Will robots be the workers of tomorrow’s warehouses – and my boss will be an algorithm? How can humans and machines work together “hand in hand”? Will eForwarders be the actors in charge of organizing transport chains in the future? In which areas can new (information) technologies support logistics and transport services and are they accepted by the persons actually using these technologies?

Finding answers to these questions is the motivation for the work at our department. Our research program aims to methodically and instrumentally support the planning and development of logistics and transportation services. Analogous to product development the program can also be described as Logistics and Transportation Service Engineering. Apart from planning and developing new logistics and transportation services, our research group also studies measures to improve existing logistics systems and business models (Business Development).

Emerging technologies increasingly support human work in planning as well as in fulfilling logistics and transportation services. While IT-based systems can be used to support human decision-makers in planning and order processing, the operative realization of logistics and transportation services is mainly influenced by the interaction between humans and machines. The so-called human-machine interaction is supposed to increase the performance and efficiency of logistics services and to support human work to the best possible level – without restricting the flexibility of manual processes.

Especially the high dependence from the externally determined demand along with the non-storability of logistics and transportation services as well as uncertainties in processes lead to big challenges for the methodical and instrumental support in Logistics and Transportation Engineering. Therefore, simulation models are the focal point of our research to cope with the special challenges and uncertainties in logistics and transportation for different scenarios. In this context, simulation experiments enable the profound selection of suitable service configurations.

To answer the questions raised above, we structured our research along three research focuses “Warehouse Management and Intralogistics Systems”, “Transport Management” and “Management of Logistics and Production Networks” which take up selected aspects of Logistics and Transportation Service Engineering.
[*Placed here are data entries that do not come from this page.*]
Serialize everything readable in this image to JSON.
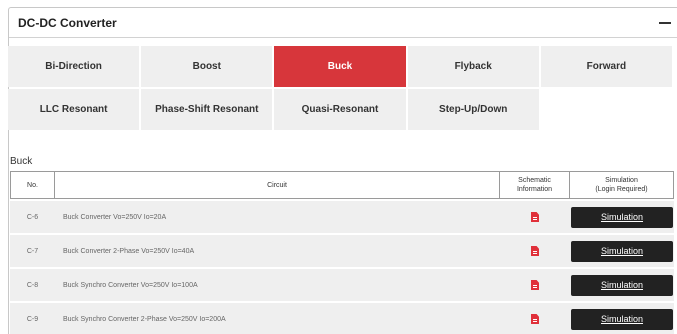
{
  "panel": {
    "title": "DC-DC Converter"
  },
  "tabs": [
    {
      "label": "Bi-Direction",
      "active": false
    },
    {
      "label": "Boost",
      "active": false
    },
    {
      "label": "Buck",
      "active": true
    },
    {
      "label": "Flyback",
      "active": false
    },
    {
      "label": "Forward",
      "active": false
    },
    {
      "label": "LLC Resonant",
      "active": false
    },
    {
      "label": "Phase-Shift Resonant",
      "active": false
    },
    {
      "label": "Quasi-Resonant",
      "active": false
    },
    {
      "label": "Step-Up/Down",
      "active": false
    }
  ],
  "section": {
    "title": "Buck"
  },
  "table": {
    "headers": {
      "no": "No.",
      "circuit": "Circuit",
      "schematic_line1": "Schematic",
      "schematic_line2": "Information",
      "simulation_line1": "Simulation",
      "simulation_line2": "(Login Required)"
    },
    "rows": [
      {
        "no": "C-6",
        "circuit": "Buck Converter Vo=250V Io=20A",
        "sim_label": "Simulation"
      },
      {
        "no": "C-7",
        "circuit": "Buck Converter 2-Phase Vo=250V Io=40A",
        "sim_label": "Simulation"
      },
      {
        "no": "C-8",
        "circuit": "Buck Synchro Converter Vo=250V Io=100A",
        "sim_label": "Simulation"
      },
      {
        "no": "C-9",
        "circuit": "Buck Synchro Converter 2-Phase Vo=250V Io=200A",
        "sim_label": "Simulation"
      }
    ]
  },
  "colors": {
    "accent": "#d7363b",
    "button": "#222222",
    "tab_bg": "#efefef",
    "pdf_icon": "#e0303a"
  },
  "icons": {
    "collapse": "minus-icon",
    "schematic": "pdf-icon"
  }
}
Management von Logistik- und Produktionsnetzwerken Lagermanagement und Intralogistiksysteme Interner Verweis